Federal Housing Administration Eases Credit Limits for Mortgages
FHA Rethinks Tight Credit Limits After Recession
A new policy change by the Federal Housing Administration is making it easier for home buyers with questionable credit scores to qualify for mortgages.
The new policy gives lenders more discretion to grant home loans to borrowers who qualify under FHA underwriting guidelines but would have been disqualified previously by low FICO scores, according to a report by The Legal Forum (www.legal-forum.net)
Financial analysts say up to 100,000 more borrowers could qualify for mortgages.
Until now, lenders have avoided granting loans to anyone with a FICO score below 640 on the scale that runs from 300 to 850. They defended their credit score limit by saying the FHA could penalize them if they granted too many “high-risk” loans.
The new FHA policy allows lenders to grant mortgages to persons with lower-than-average FICO scores without penalty if a large percentage of their local community is made up of residents with poor credit.
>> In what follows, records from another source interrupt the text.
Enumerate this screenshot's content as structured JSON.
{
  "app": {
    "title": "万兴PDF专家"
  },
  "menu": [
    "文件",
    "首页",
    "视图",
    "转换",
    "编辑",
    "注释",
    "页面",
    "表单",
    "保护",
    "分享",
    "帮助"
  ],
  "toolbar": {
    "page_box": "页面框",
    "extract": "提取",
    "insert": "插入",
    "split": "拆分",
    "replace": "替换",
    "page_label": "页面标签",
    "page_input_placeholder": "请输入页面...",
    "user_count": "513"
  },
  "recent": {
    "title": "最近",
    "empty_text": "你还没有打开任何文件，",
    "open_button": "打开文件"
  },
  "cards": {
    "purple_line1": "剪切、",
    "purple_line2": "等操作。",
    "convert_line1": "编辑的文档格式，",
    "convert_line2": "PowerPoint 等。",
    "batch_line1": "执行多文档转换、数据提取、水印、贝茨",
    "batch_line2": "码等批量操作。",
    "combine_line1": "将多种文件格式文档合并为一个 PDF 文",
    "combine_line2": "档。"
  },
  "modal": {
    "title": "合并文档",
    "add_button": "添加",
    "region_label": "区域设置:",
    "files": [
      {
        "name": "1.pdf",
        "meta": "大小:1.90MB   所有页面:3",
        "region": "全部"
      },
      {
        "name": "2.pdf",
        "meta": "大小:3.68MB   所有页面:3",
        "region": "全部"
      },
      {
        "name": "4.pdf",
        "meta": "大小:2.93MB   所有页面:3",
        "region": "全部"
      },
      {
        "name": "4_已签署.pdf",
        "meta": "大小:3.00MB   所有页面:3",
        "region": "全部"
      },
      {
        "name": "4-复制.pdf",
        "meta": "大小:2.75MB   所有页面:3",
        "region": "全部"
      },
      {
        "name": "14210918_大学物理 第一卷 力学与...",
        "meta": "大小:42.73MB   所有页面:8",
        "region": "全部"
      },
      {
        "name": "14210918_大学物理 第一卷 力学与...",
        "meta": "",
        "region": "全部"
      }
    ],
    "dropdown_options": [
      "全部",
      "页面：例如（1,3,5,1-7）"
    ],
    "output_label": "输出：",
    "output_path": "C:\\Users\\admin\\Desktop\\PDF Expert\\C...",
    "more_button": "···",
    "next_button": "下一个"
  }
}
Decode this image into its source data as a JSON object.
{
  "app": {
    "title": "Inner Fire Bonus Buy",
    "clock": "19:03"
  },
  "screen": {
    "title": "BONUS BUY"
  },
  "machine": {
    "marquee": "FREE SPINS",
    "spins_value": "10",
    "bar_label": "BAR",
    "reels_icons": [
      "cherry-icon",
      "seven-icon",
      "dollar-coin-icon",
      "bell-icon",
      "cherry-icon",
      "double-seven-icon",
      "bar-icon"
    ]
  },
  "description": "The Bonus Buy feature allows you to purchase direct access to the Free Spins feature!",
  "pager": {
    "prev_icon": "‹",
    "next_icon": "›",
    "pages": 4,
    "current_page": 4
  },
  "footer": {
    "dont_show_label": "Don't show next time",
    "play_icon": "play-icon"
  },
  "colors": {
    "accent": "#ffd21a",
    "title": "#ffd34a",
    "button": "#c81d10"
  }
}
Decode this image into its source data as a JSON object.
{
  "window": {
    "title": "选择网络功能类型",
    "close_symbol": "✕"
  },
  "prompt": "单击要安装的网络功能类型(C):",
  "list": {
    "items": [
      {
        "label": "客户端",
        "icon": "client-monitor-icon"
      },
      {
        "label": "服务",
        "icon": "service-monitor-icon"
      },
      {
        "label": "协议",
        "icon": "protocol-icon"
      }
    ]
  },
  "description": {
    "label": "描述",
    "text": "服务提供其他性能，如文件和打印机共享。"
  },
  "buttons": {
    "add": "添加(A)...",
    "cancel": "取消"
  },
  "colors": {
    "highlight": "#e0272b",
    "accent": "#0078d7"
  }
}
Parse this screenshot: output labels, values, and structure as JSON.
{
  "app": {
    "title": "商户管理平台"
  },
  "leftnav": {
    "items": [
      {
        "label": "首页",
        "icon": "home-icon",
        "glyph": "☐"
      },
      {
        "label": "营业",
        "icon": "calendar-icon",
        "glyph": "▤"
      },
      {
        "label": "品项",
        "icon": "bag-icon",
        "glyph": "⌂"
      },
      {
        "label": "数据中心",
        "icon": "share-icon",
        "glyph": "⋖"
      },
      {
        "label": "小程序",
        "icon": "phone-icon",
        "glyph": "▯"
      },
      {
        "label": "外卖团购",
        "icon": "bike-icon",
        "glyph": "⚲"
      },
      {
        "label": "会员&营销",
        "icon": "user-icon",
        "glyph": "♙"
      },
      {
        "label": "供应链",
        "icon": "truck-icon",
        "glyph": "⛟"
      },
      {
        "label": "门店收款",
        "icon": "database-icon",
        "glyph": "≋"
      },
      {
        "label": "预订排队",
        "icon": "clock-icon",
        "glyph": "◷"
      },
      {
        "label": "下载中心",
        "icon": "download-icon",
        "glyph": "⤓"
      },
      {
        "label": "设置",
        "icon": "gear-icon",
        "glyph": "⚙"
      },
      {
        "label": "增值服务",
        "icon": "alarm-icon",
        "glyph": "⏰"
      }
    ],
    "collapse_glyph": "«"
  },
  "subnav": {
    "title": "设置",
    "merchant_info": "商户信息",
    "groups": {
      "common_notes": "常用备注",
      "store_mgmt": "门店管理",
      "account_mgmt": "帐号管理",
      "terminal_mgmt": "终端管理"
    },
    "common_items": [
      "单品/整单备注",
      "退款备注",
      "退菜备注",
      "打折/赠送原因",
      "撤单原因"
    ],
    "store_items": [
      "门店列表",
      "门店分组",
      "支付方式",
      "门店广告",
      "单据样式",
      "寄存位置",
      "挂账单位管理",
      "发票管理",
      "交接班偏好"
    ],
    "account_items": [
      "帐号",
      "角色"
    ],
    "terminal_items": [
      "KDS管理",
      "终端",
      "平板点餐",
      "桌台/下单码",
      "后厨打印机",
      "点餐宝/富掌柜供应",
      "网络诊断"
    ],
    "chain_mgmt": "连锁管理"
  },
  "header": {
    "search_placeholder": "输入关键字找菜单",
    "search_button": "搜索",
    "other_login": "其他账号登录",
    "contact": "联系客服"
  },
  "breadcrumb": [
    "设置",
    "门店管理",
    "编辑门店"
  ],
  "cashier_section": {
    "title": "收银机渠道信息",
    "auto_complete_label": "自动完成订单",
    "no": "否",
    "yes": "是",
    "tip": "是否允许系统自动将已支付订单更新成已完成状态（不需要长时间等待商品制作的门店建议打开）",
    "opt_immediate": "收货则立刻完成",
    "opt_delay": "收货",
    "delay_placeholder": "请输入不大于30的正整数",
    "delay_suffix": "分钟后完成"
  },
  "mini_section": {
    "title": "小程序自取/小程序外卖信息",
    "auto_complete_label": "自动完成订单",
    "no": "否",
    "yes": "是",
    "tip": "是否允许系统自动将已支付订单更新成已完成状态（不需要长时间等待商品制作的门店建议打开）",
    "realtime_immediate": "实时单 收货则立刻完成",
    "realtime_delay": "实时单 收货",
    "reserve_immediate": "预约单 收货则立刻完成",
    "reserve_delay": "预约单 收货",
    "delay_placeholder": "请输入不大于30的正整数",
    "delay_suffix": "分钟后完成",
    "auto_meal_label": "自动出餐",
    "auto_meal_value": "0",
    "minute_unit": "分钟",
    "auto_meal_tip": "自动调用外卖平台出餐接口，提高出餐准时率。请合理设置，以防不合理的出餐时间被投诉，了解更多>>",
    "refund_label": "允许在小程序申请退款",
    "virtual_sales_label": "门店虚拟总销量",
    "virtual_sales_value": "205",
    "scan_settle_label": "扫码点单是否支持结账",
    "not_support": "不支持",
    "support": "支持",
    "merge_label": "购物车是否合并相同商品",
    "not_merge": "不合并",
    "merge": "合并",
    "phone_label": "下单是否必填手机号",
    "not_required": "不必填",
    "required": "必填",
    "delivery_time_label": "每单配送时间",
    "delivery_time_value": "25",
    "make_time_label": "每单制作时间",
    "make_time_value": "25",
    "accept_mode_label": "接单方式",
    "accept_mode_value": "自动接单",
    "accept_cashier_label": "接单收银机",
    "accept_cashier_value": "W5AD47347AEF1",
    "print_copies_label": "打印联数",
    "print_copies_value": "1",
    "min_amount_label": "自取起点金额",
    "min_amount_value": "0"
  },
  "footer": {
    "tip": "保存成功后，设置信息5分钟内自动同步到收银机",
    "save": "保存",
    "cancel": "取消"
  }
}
Typically, they consist of young adults, first-time home buyers, minority households and moderate-income working families.
Applicants for FHA loans still will need to meet the old underwriting standards, which include a reliable income, acceptable debt-to-income levels and a secure ability to repay.
However, now they can qualify for mortgages even if their FICO scores are in the upper 500s to low 600s.
Mortgage Bankers Association officials say borrowers with the lower FICO scores might not get accepted by all lenders. Nevertheless, their chances of finding at least one FHA lender after applying in several places is greatly increased under the new guidelines.
Bankers say lenders are most likely to phase in the new policy slowly, only after they have seen whether the FHA penalizes lenders who grant loans to borrowers with lower FICO scores.
The new policy is intended by the Federal Reserve Bank as a reprieve from the tight credit limits imposed as a reaction to the recession that started in 2008.